Collected data:
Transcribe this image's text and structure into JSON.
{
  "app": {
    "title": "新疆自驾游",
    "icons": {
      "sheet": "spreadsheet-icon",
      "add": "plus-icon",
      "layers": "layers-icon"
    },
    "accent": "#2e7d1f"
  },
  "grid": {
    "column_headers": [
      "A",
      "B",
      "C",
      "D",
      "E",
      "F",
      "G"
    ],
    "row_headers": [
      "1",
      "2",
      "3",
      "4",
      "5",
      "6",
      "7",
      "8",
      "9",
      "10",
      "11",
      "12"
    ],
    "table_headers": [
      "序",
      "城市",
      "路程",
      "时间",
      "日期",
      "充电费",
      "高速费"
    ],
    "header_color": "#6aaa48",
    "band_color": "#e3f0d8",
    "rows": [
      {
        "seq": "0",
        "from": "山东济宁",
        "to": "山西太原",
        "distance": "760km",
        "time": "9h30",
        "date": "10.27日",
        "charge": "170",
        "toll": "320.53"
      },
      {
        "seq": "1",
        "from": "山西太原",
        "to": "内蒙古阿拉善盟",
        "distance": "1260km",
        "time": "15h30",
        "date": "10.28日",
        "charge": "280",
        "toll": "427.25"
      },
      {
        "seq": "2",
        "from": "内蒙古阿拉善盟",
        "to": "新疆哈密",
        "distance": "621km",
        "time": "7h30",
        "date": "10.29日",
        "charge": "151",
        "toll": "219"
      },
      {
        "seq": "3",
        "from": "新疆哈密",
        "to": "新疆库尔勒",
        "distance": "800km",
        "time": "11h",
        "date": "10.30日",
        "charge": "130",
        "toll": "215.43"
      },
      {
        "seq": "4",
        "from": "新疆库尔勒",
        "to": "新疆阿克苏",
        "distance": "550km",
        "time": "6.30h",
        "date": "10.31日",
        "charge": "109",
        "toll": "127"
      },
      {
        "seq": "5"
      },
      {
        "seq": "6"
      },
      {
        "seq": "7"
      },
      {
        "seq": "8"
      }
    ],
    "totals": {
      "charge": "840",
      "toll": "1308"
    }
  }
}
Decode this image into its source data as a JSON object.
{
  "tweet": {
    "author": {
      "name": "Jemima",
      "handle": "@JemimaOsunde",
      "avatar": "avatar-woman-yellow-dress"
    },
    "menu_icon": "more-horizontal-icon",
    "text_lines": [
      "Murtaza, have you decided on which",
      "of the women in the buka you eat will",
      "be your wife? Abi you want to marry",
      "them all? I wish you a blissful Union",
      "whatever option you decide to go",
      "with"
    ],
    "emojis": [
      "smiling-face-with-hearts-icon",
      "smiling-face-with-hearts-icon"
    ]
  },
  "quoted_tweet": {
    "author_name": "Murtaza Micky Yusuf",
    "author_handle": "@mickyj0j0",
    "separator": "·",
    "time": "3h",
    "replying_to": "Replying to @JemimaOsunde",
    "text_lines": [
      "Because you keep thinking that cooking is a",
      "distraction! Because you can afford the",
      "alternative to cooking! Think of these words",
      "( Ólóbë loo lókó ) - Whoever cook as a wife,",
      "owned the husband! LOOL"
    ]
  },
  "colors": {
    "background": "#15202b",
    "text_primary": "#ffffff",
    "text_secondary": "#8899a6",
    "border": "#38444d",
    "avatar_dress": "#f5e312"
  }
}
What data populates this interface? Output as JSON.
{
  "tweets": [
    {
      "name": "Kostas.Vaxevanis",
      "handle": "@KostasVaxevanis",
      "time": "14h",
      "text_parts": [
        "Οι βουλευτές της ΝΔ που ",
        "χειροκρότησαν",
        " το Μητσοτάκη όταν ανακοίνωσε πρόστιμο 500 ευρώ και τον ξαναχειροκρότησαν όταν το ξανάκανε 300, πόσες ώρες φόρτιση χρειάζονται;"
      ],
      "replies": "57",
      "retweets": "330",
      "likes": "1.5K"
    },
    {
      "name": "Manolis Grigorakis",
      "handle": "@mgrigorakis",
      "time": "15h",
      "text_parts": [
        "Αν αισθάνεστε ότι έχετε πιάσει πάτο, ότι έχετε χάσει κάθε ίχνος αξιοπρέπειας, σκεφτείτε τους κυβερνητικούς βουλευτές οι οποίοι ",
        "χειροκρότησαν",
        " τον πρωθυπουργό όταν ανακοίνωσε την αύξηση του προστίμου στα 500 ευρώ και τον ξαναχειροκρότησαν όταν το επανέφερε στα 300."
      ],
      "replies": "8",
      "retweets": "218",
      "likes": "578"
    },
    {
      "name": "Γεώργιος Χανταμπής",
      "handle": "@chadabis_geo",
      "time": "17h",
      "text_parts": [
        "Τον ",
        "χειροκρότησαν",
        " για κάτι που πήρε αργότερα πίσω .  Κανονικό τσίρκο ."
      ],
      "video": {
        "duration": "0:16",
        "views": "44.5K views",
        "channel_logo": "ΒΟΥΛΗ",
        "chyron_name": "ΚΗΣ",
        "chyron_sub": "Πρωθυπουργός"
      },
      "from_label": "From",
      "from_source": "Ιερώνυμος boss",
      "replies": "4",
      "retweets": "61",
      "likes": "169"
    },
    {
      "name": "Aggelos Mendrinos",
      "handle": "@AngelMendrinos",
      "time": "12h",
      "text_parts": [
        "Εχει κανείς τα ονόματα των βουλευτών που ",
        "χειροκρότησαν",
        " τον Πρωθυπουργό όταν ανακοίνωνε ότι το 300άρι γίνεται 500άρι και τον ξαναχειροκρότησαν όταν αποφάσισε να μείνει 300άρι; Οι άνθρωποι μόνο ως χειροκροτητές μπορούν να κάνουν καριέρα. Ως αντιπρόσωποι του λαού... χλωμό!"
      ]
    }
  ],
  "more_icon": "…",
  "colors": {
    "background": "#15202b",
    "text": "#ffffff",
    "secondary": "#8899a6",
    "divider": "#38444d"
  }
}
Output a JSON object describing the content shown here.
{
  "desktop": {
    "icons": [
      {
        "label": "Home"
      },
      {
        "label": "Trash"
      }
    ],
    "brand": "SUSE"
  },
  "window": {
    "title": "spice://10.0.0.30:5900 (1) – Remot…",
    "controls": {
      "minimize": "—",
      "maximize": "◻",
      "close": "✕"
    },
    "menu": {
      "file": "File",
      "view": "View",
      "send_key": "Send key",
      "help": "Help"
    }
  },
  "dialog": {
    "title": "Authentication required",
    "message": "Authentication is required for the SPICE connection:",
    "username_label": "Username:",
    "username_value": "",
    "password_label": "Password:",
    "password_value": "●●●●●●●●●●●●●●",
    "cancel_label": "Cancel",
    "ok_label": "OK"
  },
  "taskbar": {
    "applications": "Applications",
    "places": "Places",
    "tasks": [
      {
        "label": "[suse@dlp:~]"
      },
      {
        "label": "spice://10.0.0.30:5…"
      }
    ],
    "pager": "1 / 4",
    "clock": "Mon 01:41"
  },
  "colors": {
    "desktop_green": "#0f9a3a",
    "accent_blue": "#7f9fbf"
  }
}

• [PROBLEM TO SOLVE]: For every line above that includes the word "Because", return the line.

• [REPLY]:
      "Because you keep thinking that cooking is a",
      "distraction! Because you can afford the",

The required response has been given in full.